e-money licence held by PrePay Solutions, similar to the way Revolut onces started (and still operates). Although is has some disadvantage, it clearly shows a banking licence is not always required for banking services.
Key today is to be flexible and if you can move faster through an e-money licence on the short term, then that is the way to go. The step up to a banking license can be done at a later phase, like Revolut did.
The future is for niche players
Solaris bank offers banking-as-a-service. They can provide any banking service you want, going from the license, to compliance and core banking software etc… Their motto is: you take care of what you are good at, let us take care of what we are good at.
They provide the perfect platform to set up a niche product offering to set up a new business in banking.
This results in new ventures, mainly operated by very good marketeers who know how to brand a product and services. They focus on marketing and sales, Solaris bank helps them with the rest.
A few examples in their portfolio of banks:
Tomorrow: a 100% digital sustainable bank. All the money is invested in sustainable industries, interchange fees of credit cards go to global climate protection projects, they support and promote local, sustainable partners…
Albaraka Türk: a 100% mobile only banking service for Europe’s Muslim community. Is the an interest-free bank with Islamic-friendly services, and even a “Nearest Mosque” locator.
All this is perfectly aligned with the message in
Geert Noels latest book as well. He wrote on dangers of “Gigantism”.
Smaller scale companies have more flexibility to deal with change, they have a better contact with the employees and they have a stronger culture.
Banks today mostly come from a long history of mergers of more local players. That is how they were different from each other, it was a regional thing. The need for scale made them grow and today most incumbents offer almost the same services, at almost
the same price.
Initiatives like Solaris bank force existing players to reflect on their identity again. Banks that truly find their identity, their niche and that can translate that into a market need, will be the ones that have a chance to survive. It may also be worth
looking at my
last blog on this topics, where I explain through a few examples that financial services alone are no longer enough to differentiate.
What about the big players?
Big players have possibly most to lose in existing market circumstances. A few will take the lead, and may remain dominant. Others may have difficult times ahead.
That brings us at the news of BNP Paribas Fortis. They launched Didid, and app that helps dreams come true. It is separate app that helps consumers share their dreams, save for dreams and crowdfund for dream. A great story, that deserves a lot of press attention.
A few days later all this gets in the shadow of the struggle with their size. 4 out of 10 branches will be closed over the next 3 years. By 2022 they have work for 2.200 less employees. The reduction in the sales network, further efficiency gains through
technology, or simply automation of some jobs should make that possible.

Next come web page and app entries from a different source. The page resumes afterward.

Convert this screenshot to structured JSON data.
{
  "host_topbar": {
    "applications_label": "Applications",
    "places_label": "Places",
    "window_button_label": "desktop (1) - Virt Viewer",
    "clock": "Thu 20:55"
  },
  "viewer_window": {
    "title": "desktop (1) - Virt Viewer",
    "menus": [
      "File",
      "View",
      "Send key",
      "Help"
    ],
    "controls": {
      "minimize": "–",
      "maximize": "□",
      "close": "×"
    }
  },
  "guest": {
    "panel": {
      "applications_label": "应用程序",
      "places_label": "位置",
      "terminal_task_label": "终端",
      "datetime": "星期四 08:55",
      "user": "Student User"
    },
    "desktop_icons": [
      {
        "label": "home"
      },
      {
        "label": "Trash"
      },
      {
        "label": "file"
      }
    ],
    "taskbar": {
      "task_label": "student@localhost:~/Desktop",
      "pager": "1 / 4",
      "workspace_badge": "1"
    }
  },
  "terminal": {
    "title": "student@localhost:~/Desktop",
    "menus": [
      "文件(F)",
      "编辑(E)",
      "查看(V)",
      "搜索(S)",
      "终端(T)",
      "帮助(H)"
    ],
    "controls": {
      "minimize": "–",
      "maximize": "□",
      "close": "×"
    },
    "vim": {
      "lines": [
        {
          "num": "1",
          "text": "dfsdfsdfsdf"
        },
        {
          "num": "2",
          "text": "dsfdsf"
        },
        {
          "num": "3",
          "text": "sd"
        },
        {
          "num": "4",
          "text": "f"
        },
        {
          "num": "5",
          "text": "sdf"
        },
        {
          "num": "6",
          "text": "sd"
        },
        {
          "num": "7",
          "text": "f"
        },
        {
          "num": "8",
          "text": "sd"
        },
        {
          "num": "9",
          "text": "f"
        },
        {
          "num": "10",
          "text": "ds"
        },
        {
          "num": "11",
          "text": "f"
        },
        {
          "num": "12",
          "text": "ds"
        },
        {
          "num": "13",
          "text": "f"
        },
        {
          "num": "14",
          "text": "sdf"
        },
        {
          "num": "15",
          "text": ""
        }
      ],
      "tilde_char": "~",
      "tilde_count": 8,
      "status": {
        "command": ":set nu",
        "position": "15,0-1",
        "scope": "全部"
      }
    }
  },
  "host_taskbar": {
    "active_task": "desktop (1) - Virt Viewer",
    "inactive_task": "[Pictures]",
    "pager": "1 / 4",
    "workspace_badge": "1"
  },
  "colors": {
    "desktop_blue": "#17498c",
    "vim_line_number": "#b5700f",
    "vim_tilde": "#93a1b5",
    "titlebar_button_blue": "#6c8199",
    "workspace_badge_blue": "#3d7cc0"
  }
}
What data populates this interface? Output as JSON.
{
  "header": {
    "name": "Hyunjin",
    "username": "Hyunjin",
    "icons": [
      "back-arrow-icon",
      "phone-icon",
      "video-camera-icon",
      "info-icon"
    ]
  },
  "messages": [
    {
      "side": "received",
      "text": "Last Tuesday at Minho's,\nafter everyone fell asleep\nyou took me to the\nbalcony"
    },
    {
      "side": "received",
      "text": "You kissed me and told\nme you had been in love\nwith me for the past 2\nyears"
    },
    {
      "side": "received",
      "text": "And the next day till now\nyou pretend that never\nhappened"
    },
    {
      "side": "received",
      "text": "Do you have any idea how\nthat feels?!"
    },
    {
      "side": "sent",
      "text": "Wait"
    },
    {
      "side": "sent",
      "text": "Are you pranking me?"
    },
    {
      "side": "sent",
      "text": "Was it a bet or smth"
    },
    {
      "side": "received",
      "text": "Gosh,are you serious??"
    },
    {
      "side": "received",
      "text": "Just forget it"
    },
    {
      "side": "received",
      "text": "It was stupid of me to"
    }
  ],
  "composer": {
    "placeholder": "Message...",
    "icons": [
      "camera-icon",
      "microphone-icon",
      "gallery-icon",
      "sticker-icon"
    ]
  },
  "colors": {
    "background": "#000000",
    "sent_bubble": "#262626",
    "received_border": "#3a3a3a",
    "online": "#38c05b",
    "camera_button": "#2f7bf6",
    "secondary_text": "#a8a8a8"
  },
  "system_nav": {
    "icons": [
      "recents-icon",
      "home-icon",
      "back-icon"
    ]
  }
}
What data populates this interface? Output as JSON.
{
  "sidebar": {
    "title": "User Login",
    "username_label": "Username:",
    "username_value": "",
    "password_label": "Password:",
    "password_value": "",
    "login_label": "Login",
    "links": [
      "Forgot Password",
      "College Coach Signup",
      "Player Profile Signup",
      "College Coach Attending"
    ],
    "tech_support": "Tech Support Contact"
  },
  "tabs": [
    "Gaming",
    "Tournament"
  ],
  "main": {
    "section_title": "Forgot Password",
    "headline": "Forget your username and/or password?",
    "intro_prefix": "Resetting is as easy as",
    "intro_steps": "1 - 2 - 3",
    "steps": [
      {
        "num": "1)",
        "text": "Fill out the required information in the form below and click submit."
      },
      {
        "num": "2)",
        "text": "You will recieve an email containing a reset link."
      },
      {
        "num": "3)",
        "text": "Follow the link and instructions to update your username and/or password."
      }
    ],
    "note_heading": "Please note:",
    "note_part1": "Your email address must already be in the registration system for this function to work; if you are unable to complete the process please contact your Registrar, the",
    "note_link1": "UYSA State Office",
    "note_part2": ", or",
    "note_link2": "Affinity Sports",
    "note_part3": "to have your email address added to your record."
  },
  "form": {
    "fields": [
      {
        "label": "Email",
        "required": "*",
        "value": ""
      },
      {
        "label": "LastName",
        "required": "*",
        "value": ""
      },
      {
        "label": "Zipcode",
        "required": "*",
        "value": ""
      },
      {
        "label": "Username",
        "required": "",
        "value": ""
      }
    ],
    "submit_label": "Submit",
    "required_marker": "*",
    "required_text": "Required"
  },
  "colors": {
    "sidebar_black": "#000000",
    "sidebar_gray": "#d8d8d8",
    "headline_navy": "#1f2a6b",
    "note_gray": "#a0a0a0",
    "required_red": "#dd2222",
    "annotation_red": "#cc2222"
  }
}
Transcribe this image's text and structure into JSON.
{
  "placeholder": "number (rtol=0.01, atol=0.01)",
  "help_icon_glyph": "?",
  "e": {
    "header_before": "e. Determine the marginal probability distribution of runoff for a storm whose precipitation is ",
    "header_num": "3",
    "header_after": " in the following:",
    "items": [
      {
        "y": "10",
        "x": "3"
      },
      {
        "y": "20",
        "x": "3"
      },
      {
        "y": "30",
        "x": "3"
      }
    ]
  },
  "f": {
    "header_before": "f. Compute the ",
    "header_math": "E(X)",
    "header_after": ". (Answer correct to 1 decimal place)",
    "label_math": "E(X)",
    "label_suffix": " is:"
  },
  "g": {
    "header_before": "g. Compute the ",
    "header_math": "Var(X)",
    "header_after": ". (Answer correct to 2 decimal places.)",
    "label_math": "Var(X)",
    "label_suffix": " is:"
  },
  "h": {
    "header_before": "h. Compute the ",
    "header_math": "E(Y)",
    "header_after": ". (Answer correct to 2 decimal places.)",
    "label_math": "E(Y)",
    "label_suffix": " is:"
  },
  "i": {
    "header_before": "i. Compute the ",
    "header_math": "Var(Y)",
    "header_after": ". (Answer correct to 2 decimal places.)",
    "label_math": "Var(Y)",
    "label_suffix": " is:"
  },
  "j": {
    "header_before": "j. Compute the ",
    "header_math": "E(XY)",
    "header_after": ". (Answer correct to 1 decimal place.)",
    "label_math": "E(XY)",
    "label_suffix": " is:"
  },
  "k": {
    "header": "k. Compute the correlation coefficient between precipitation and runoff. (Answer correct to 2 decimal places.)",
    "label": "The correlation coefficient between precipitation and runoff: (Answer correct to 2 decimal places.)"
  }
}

They are exposed to an identity crisis at the moment. Only once they truly understand their value for society, they will be able to find the light again at the end of the tunnel. Only then, it will be possible to announce new great services like Didid without
risking the shadow of some negative news.
Please note that this is
not only the case for incumbents. The ones who follow Revolut know what I talk about, I guess 😉.